Personal safety and work-life balance are two of the biggest concerns that buyers are hearing from their travellers over the past few years, according to a new study.
The research, which explores how the priorities of modern business travellers are changing, showed that almost two-thirds of travel managers (65 per cent) have seen an increase in enquiries from employees about their personal safety.
Almost half (48 per cent) of buyers surveyed have also seen an increase in work-life balance concerns , with a similarly high proportion (42 per cent) seeing a rise in requests by business travellers to combine business and leisure.
Others have seen requests to bring a family member on a business trip (28 per cent) or for time in lieu (23 per cent). Around two-thirds saw an increase in inquiries made by travellers concerning personal safety.
The research from ACTE and American Express Global Business Travel explores how corporations can adapt managed travel programmes to fulfil the needs and expectations of contemporary business travellers.
The report, entitled Meet the Modern Business Traveller, is based on a research poll of 250 corporate travel managers and buyers.
It found that many corporations are beginning to adapt travel programmes to match the profile of the modern business traveller.

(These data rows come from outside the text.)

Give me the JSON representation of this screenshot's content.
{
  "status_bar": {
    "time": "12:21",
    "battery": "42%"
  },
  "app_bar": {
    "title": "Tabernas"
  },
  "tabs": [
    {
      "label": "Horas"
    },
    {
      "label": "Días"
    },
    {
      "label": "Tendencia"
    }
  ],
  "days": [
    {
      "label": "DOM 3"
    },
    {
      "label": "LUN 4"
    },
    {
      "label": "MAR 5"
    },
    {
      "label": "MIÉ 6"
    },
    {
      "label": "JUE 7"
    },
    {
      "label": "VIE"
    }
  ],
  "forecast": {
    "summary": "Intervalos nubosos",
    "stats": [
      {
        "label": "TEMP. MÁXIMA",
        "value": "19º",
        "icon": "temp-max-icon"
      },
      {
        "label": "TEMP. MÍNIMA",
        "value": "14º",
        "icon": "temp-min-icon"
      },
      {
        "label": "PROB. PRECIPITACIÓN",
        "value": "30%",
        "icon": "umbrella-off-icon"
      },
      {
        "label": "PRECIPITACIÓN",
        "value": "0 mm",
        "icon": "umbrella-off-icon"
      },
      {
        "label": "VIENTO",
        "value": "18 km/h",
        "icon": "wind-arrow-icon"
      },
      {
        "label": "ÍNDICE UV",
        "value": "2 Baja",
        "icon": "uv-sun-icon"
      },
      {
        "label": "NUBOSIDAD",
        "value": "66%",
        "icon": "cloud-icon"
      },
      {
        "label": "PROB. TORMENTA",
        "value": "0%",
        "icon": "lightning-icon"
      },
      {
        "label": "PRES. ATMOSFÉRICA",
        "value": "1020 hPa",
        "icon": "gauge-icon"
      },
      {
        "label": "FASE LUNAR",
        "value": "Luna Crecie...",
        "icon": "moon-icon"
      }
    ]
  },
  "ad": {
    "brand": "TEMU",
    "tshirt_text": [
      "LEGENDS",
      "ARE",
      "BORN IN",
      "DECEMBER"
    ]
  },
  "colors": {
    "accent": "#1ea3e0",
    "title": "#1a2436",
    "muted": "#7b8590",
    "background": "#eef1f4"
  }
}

Over half those surveyed (54 per cent) have tightened their policy on personal safety, while more than a third (36 per cent) are about to, or are considering, policy changes.
Travel managers remain split on sharing economy services: 25 per cent provide sharing economy ground transport options [in policy], while 30 per cent don’t. Just 9 per cent offer sharing accommodation, with 59 per cent saying they have no plans to introduce it.
Improved productivity was cited as the main objectives for improving the traveller experience by 39 per cent of survey respondents, while one-quarter said it was key to being an attractive employer.
Only 14 per cent said revenue generation was their key objective. But there is evidence that corporations often have a mismatch between key performance indicators (KPIs) and objectives.
The majority of travel managers cited savings (90 per cent) as their top KPI, followed by compliance (86 per cent), traveller satisfaction (68 per cent), traveller productivity (30 per cent), traveller wellness (29 per cent), work-life balance (24 per cent), and traveller retention (20 per cent).
American Express GBT’s regional director EMEA Philip Haxne said: “Business travellers, and business travel, have evolved – the days of the road warrior are over.
“Today, a managed travel policy and programme can only really be successful if the emotions, desires and habits of the modern business traveller are understood. Only by adapting to the modern business traveller can businesses attract and retain top talent, while increasing productivity.”
He added: “To make this a reality, corporations should take advantage of today’s powerful technology to enable choice and personalisation in the travel experience.”
ACTE executive director Greeley Koch said: “Modern business travellers travel for two reasons: to meet their corporate objectives and to support their life’s objectives. For a growing number, the first is meaningless if it doesn’t contribute to the second.
“Traveller centricity is the link connecting work-life balance, increased traveller performance, and accomplished corporate objectives — without the loss of savings.”